Why do dogs tilt their heads?


#1

Originally published at: http://boingboing.net/2017/06/03/why-do-dogs-tilt-their-heads.html


#2

Why do dogs tilt their heads?

Because they know it’s yet another way to insinuate themselves into human hearts.


#3

I’ve read it’s because binocular vision, except ears. Sadly, I can’t tolerate the video. Did I spoil it?


#4

Not “they know”, I think, but “natural selection has resulted in”.
Understanding humans and behaving like small children are presumably the dog traits that in the past meant the difference between a kick, and a seat near the campfire being fed.


#5

But then, why do humans tilt their heads when puzzled or thinking about something? I’ve definitely see people do it, and I know I do it without thinking about it. Did I learn it from watching dogs? Do dogs learn it from watching us? Is it neurological or cultural? Do dogs in the wild who have never seen a human tilt their heads? Do humans who have never socialized with dogs tilt their heads?


#6

Bet you’re a ball at parties.


#7

I’ve been intrigued by this behavior for a long time. After watching dogs interact with people, other dogs, and even other animals, I have come to believe that head tilting is a form of communication.
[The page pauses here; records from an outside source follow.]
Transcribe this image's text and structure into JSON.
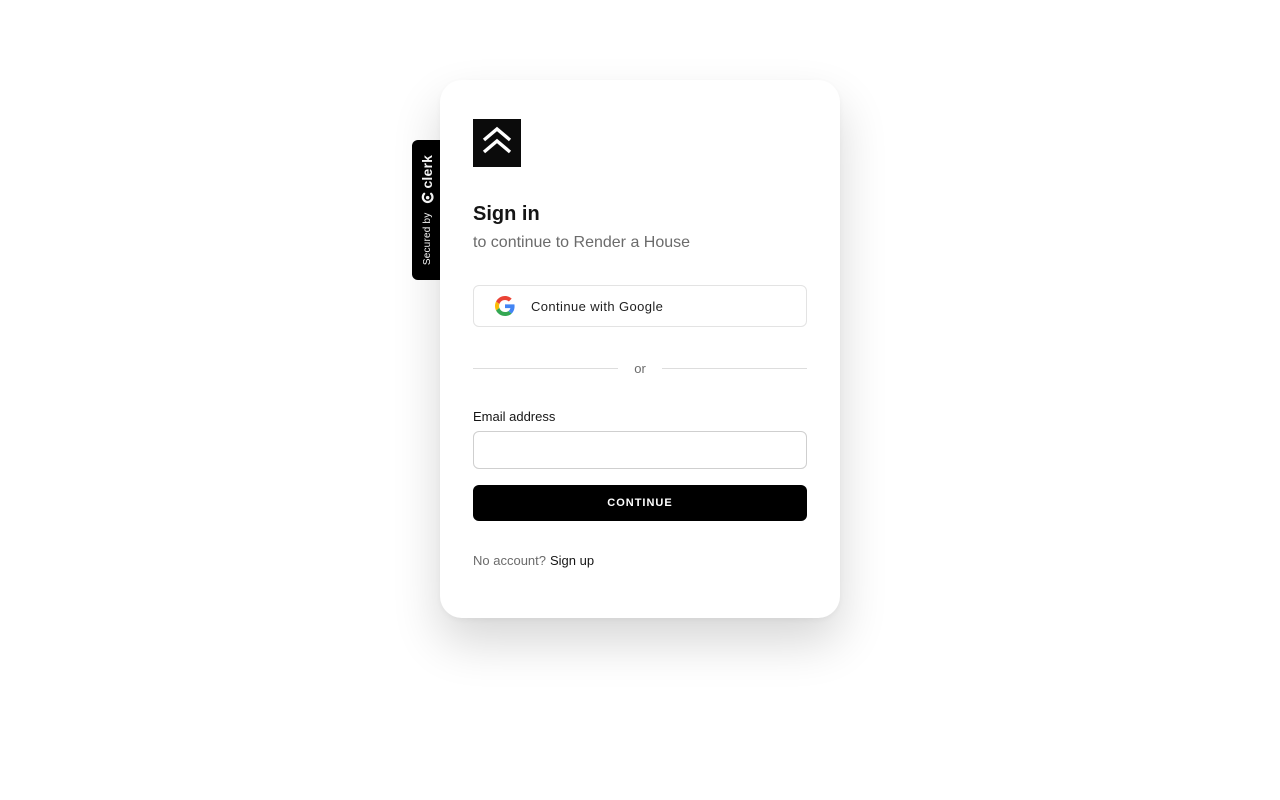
{
  "clerk_badge": {
    "secured_by": "Secured by",
    "brand": "clerk",
    "icon": "clerk-logo-icon"
  },
  "logo": {
    "icon": "double-chevron-up-icon",
    "background": "#0b0b0b"
  },
  "header": {
    "title": "Sign in",
    "subtitle": "to continue to Render a House"
  },
  "social": {
    "google_label": "Continue with Google",
    "google_icon": "google-g-icon"
  },
  "divider": {
    "text": "or"
  },
  "form": {
    "email_label": "Email address",
    "email_value": "",
    "email_placeholder": "",
    "continue_label": "CONTINUE"
  },
  "footer": {
    "no_account_text": "No account?",
    "signup_link": "Sign up"
  },
  "colors": {
    "primary_button": "#000000",
    "muted_text": "#6b6b6b",
    "border": "#e3e3e3"
  }
}
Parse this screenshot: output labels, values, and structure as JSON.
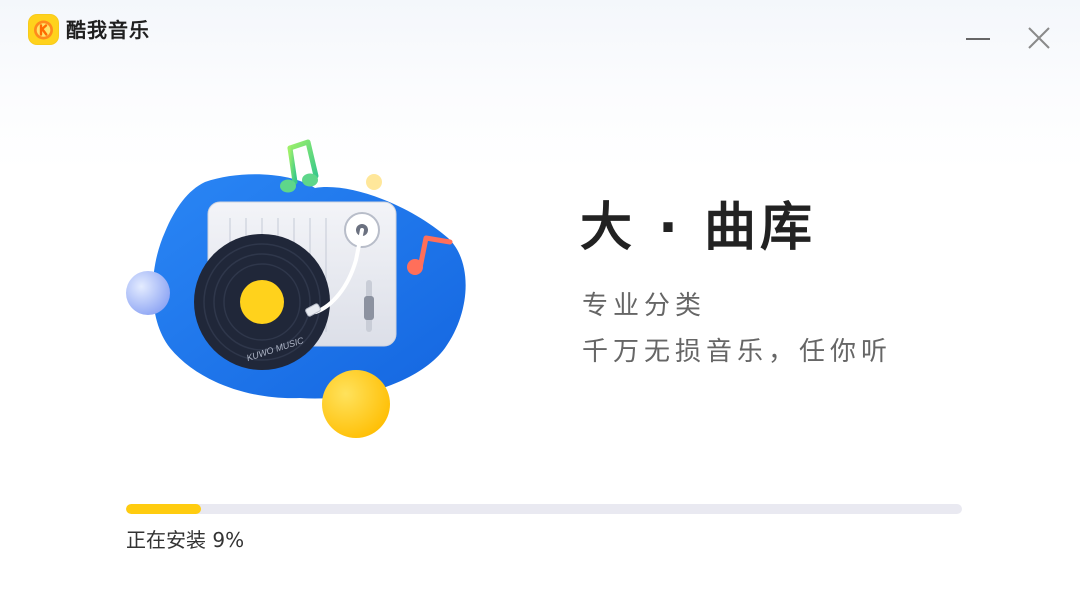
{
  "app": {
    "title": "酷我音乐",
    "logo_icon": "kuwo-logo-icon",
    "logo_color": "#ffd21c"
  },
  "window_controls": {
    "minimize_icon": "minimize-icon",
    "close_icon": "close-icon"
  },
  "illustration": {
    "vinyl_text": "KUWO MUSIC",
    "icon": "record-player-icon",
    "blob_color": "#1f7cf0",
    "accent_yellow": "#ffc914"
  },
  "slogan": {
    "headline": "大 · 曲库",
    "line1": "专业分类",
    "line2": "千万无损音乐，任你听"
  },
  "install": {
    "progress_percent": 9,
    "status_text": "正在安装 9%",
    "fill_color": "#ffcc0f",
    "track_color": "#e9e9f1"
  }
}
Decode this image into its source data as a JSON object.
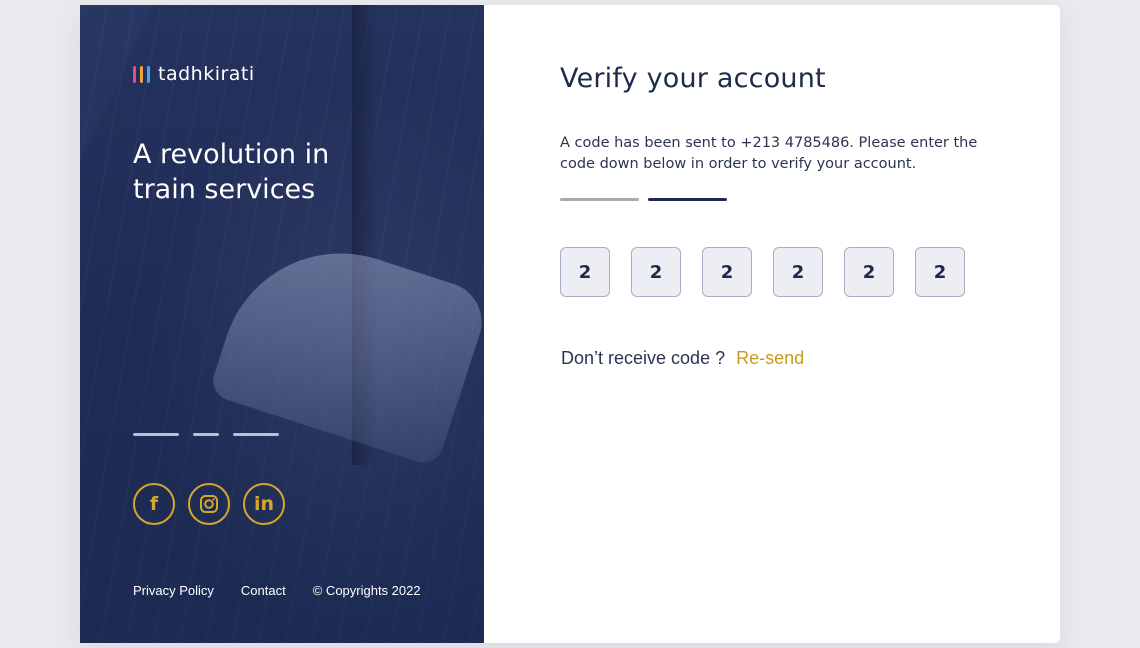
{
  "brand": {
    "name": "tadhkirati",
    "bar_colors": [
      "#e34b8a",
      "#f2a23a",
      "#3fa6e8"
    ]
  },
  "hero": {
    "tagline": "A revolution in train services"
  },
  "socials": [
    {
      "icon": "facebook-icon",
      "glyph": "f"
    },
    {
      "icon": "instagram-icon",
      "glyph": ""
    },
    {
      "icon": "linkedin-icon",
      "glyph": "in"
    }
  ],
  "footer": {
    "privacy": "Privacy Policy",
    "contact": "Contact",
    "copyright": "© Copyrights 2022"
  },
  "verify": {
    "title": "Verify your account",
    "description": "A code has been sent to +213 4785486.  Please enter the code down below in order to verify your account.",
    "steps_total": 2,
    "steps_current": 2,
    "code_digits": [
      "2",
      "2",
      "2",
      "2",
      "2",
      "2"
    ],
    "resend_prompt": "Don’t receive code ?",
    "resend_link": "Re-send"
  },
  "colors": {
    "accent_gold": "#d4a62a",
    "link_gold": "#c99a1e",
    "navy": "#1d2a4a",
    "step_done": "#1d2a4a",
    "step_pending": "#a9aab0"
  }
}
It’s a dog’s way of saying “I’m engaged in sharing with you”. It’s a signal that you got his/her attention. Humans do this too.


#8

Show of hands: who else tilted their head while reading this title? :raising_hand:


#9

I watched a Q&A video with Patrick Stewart and Ian McKellen, and one of the questions was how SPS’s Shakespeare background helped him on TNG. He said that the costumes had no pockets, like Shakespearean tights, so unlike other male cast members, he knew what to do with his hands, which was: “nothing”.

I am therefore guessing that this guy’s science credentials do not include Troilus and Cressida.


#10

Being severely deaf, I don’t do parties.


#11

I’d lean more toward the audio rather than visual option here. For example, owls have asymmetric ears for better location-based hearing. Also, I couldn’t help but think of the Victrola ad when I was going through this.


#12

I agree.

This is like asking “why do dogs wag their tails?”


#13

Not me but I do have a dog currently licking my toes


#14

Oh, that one’s easy!

We does walk now?


#15

I’ve always sort of assumed it had something to do with improving triangulation on a sound. But it’s very interesting to hear all of these different hypotheses about it.


#16

Or natural selection worked on humans and those that found doggie behavior attractive and kept them close had a higher survival rate.


#17

Why do they face sled?


#18

Well, dogs do have mirror neurons that fire when they engage with humans, so in that sense dogs have the neurological capacity to reflect human emotional states (not all animals do - iirc, it’s some apes, canines, & equines?). It’s been theorized that canines were “primed” for human companionship because of this capability and that breeding has enhanced it, which is why dogs are great assistance and therapy animals (among other reasons, too).


#19

I’ve seen that suggested by some anthropologists, yes. Not only assistance with hunting, but garbage disposal meant fewer infections among tribes that kept dogs versus those who didn’t; also they could stay in one place longer because the garbage heaps didn’t build up so much, thus leading to settled towns.
The idea that man/dog is a symbiosis has some traction. Dogs seem to have had some sort of domestication from at least 17 000 years ago - long before sheep or cattle.


#20

My first reaction was to search for a shot of my dude tilting his head cuz he’s a beagle and does it perfectly, and somehow I don’t have one on my phone. This makes no sense at all and will be rectified when I get home. I’m fairly disappointed with myself.

Edit: FB to the rescue (wow that was weird to say…)